The European Commission (EC) and the US Commodity Futures and Trading Commission (CFTC) recently announced a common approach towards equivalence determinations for trading venues. Under the contemplated framework, the EC would recognise certain US swap execution facilities (SEFs) and designated contract markets (DCMs) as equivalent trading venues. This would enable EU firms to comply with their MiFID II/MiFIR derivatives trading obligation (DTO) by executing transactions in the specified derivatives either on an EU authorised trading venue or on a CFTC-authorised SEF or DCM. In return, the US CFTC would recognise certain EU multilateral trading facilities (MTFs) and organised trading facilities (OTFs), allowing US counterparties to comply with the US swap trading mandate when trading on recognised MTFs and OTFs as well as SEFs and DCMs.
What does this mean?
Importantly, an official decision on equivalence for trading venues has not yet been reached; the announced common approach was the first public step towards official equivalence determinations. The news related only to a political agreement established between senior representatives of the EC and the Chairman of the CFTC. Although the EC and the CFTC stated that they will work as fast as possible to ensure the arrangement is put in place and operating in a coordinated manner, it may take some time for the details of any agreement to be finalised and announced.
ESMA in its RTS set the start date for the DTO as January 3, 2018. Ideally, based on the EC’s and the CFTC’s commitment, by that time the following can be achieved:
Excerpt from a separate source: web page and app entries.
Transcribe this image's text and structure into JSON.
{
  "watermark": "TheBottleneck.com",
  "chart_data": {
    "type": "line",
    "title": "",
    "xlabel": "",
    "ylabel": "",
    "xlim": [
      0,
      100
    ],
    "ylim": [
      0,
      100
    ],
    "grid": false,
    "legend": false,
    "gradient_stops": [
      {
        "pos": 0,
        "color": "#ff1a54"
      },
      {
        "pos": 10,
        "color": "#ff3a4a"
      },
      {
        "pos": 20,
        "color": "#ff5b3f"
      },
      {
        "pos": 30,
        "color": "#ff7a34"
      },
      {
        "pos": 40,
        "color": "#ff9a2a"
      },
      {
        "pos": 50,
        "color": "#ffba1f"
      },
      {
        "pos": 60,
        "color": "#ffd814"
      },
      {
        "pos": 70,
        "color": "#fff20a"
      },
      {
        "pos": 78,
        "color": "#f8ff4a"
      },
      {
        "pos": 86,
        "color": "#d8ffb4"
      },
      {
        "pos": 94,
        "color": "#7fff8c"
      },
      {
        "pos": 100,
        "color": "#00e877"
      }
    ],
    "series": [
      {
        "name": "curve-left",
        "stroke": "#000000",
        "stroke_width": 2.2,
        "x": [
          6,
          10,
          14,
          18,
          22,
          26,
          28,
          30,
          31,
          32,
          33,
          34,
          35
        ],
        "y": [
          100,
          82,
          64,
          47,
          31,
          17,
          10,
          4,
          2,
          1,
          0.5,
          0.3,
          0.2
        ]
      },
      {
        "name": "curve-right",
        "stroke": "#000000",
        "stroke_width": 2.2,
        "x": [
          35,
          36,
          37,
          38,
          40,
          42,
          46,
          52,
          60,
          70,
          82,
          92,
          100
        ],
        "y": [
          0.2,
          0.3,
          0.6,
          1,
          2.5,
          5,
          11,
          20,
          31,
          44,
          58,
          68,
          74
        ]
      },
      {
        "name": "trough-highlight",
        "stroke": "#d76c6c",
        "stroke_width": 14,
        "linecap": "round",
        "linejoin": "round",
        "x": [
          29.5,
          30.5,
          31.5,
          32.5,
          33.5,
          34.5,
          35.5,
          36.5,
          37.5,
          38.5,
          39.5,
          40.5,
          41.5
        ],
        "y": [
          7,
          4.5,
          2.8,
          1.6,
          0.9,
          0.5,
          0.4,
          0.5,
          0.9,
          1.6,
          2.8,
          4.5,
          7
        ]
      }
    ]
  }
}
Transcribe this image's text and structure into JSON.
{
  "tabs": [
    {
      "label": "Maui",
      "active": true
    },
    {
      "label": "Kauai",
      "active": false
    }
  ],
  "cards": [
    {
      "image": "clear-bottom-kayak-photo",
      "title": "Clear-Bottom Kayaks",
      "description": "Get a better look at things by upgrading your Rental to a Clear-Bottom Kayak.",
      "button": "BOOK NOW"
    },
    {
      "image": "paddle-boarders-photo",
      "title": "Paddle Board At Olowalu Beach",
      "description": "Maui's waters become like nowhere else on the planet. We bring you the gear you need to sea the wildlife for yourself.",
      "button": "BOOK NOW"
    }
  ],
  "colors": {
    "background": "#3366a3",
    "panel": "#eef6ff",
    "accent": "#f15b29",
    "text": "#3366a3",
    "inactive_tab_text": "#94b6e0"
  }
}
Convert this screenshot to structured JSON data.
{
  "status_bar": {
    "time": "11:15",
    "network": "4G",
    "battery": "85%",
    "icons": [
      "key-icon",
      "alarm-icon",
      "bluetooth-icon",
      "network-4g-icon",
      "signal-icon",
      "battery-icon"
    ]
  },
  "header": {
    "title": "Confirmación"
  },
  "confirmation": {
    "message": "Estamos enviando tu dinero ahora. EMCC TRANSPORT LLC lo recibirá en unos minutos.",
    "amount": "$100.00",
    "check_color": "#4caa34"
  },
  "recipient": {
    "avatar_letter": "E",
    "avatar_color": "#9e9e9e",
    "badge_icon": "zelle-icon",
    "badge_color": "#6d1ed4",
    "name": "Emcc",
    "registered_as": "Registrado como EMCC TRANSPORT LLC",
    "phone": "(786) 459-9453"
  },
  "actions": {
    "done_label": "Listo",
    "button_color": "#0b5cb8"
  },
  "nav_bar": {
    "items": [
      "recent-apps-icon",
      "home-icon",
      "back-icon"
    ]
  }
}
- The EC recognises CFTC-authorised US SEFs and DCMs as eligible venues for the execution of all derivatives transactions subject to the EU DTO, as long as the relevant requirements of MiFID II/MiFIR and the Market Abuse Regulation are met. Similarly, the CFTC could, via a single exemption order, propose an exemption of the CFTC SEF registration requirement for trading venues authorised in accordance with MiFID II/MiFIR and notified to the CFTC by the EC.
- The CFTC staff then notifies the EC of its eligible SEFs and DCMs, while the EC notifies the CFTC of its list of eligible MiFID II/MiFIR and MAR compliant trading venues. We expect that the CFTC and staff of relevant EU national competent authorities under the coordination of the EC will work towards concluding cooperation arrangements to ensure effective exchange of information and coordination of supervisory activities.
How Tradeweb can help
We expect both the Tradeweb SEF and the Tradeweb MTF to be recognised as equivalent as part of this process, thereby providing our clients with the flexibility to access the deepest pools of liquidity to trade derivatives on either our US or EU derivatives platforms. If this is the case, we will clearly indicate to clients if they are trading on our SEF or MTF.
Clients will thus benefit from the strength of our market-leading global offering in interest rate swaps (IRS) and credit derivatives (CDS). We introduced our IRS platform in 2005 and, since then, more than $40 trillion notional volume has been executed across more than half a million trades. With liquidity provided by 35 market participants it is a leading market for USD, EUR and GBP IRS across a range of tenors. Our global CDS Index platform offers various types of execution for our clients in both iTraxx and CDX indices. The platform is supported by all market making dealers via both SEF and MTF.
IRS activity on Tradeweb’s SEF for institutional trading has surpassed $25 trillion since its launch in October 2013. CDS volumes on Tradeweb have also risen in 2017 to record levels with ADTV now at 4.8 billion notional value. In Europe, Tradeweb has been regulated by the UK’s FCA since 2000, and has operated an MTF since 2007.
To learn more about the derivatives trading obligation, you may like to listen to our webinars, available in English, French and German.